We took a 1-2 hour rides on a few angkots yesterday to the NE part of Bandung (new to us). We found a wholesale grocer like Costco (but with cheap products not middle end). Right next door was a building supply place, where we bought 2 faucets ($10 each). We walked over 7 miles, most of it in the hottest part of the day (90oF/ 32oC and partly overcast). My hat is instant shade but feels hot because it lowers air flow over the head. Needless to say, I wear ghostly-white sunblock from morning to night. And I'm hoping one of these days the bug spray will keep all the mosquitos away...
We met Rita in one of the shops. She immediately tried her English on me and encouraged me to use my skeletal Indonesian on her. We're now connected on WhatsApp (free messaging, huge here). Hopefully we will meet again in person.
On the way home, we stopped in Informa (household supplies and furniture) and ACE Hardware. They were out of things we needed. [W is checking at other shops in the same chains today. I gave him a list: ironing board. Dish drainer/dryer. Wall hooks. Clothes hanger/dryer. Very exciting, eh? Our first furniture (chairs) should be delivered Wednesday.]
Our local angkot stops running after dark and it took us 1/2 hour last night to admit it and flag down a taxi. There was a neighborhood concert that spilled onto the street at the university down the hill, so it took over 3/4 hour to get past it and home. The ride cost $4. Not bad, though W begrudges every cent over the 20-30c per ride of the angkots.

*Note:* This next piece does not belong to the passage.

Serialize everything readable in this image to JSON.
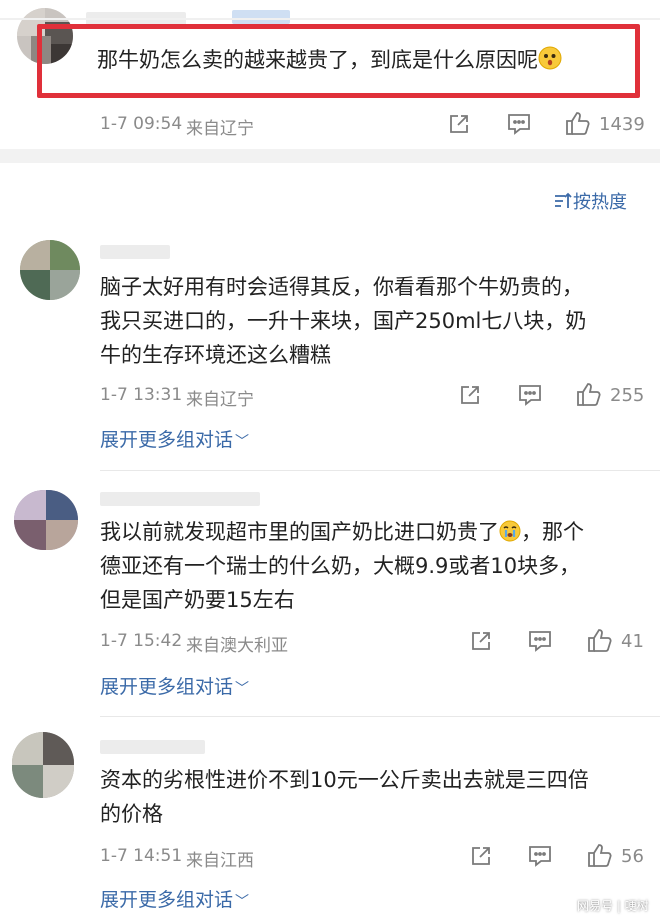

Today, at 3pm the imams are calling the faithful to pray. The voices, amplified over loudspeakers, resound against the hills and across the valleys. Five times a day (4am is the first and about 7:30/8pm is the last) there's this unearthly drone of men chanting and calling. Think Gregorian chant with extended notes, cranked to full volume, in many keys at once. Right now I can hear at least 4 calls to prayer between the pauses in our neighborhood imam's voice. (He's on the next block, far enough away to be clear but not shake the rafters.) We hope to meet him soon. We've begun to pray blessings on him and his family, that God brings the peace, prosperity, and hope we have found.
I can't believe we're back in class tomorrow. I'm trying to review what we should know. With all the bonus info poured on us, I'm in a fog. Lord have mercy! It will all come together, but this time of heaping us with info - before the basic files are sorted and labeled in my head - makes it a confusing time. We've had fun trying our limited language skills on people, who are SO gracious to us. They smile and help us sort out what we're trying to say before answering our questions. We love this people group! Click here for 10 Things we can't wait to learn about the city.

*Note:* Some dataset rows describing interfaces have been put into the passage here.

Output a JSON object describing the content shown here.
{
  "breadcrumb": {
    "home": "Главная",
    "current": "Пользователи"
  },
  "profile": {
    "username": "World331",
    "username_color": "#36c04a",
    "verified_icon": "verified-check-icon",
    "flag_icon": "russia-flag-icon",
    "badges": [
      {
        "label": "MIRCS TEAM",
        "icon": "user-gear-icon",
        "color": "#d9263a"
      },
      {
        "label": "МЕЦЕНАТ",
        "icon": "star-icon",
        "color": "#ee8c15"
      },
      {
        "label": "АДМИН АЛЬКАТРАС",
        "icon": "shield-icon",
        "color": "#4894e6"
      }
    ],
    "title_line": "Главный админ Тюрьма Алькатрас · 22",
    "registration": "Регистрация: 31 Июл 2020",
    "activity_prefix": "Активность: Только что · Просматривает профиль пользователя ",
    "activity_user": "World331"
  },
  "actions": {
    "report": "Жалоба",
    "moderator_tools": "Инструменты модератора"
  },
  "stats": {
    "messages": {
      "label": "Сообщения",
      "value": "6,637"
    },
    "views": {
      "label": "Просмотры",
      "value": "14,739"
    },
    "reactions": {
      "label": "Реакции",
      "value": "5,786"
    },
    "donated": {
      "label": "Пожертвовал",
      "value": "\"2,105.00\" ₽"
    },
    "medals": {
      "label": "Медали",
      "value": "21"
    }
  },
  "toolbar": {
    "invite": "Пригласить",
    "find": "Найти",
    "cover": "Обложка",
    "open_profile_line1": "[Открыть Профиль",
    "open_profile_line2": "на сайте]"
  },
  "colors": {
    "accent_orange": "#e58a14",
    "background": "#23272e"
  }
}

This morning, we attended the only other international church we've heard about in Bandung. It's connected with Christian Missionary Alliance and serves a demographic group unlike the one we've been praying about. We'll be siblings rather than competitors. The pastor's wife is from Chilliwack (our hometown) and the pastor is a Mennonite-Canadian who's lived in many of the same places as our extended family. Should be fun getting to know them.
*Oh come, let us worship and bow down; let us kneel before the LORD, our Maker! For he is our God, and we are the people of his pasture, and the sheep of his hand. Psalm 95:6-7 ESV
*David said to the Philistine, “You come to me with sword and spear and javelin; but I come to you in the name of the Lord of hosts.” 1 Samuel 17:45 ESV
"This is what the Lord says--Israel's King and Redeemer, the Lord Almighty: I am the first and I am the last; apart from me there is no God. Who then is like me? Let him proclaim it. Let him declare and lay out before me what has happened since I established my ancient people, and what is yet to come--yes, let them foretell what will come.
*So then you are no longer strangers and aliens, but you are fellow citizens with the saints and members of the household of God. Ephesians 2:19 ESV
*That is why we labor and strive, because we have put our hope in the living God, who is the Savior of all people. 1 Timothy NIV
Moravian Prayer: Majestic God, in this solemn moment of worship we humbly bow before you to acknowledge your sovereign majesty and to praise your holy name. For it is in your name that we make our prayer and live our lives. Amen.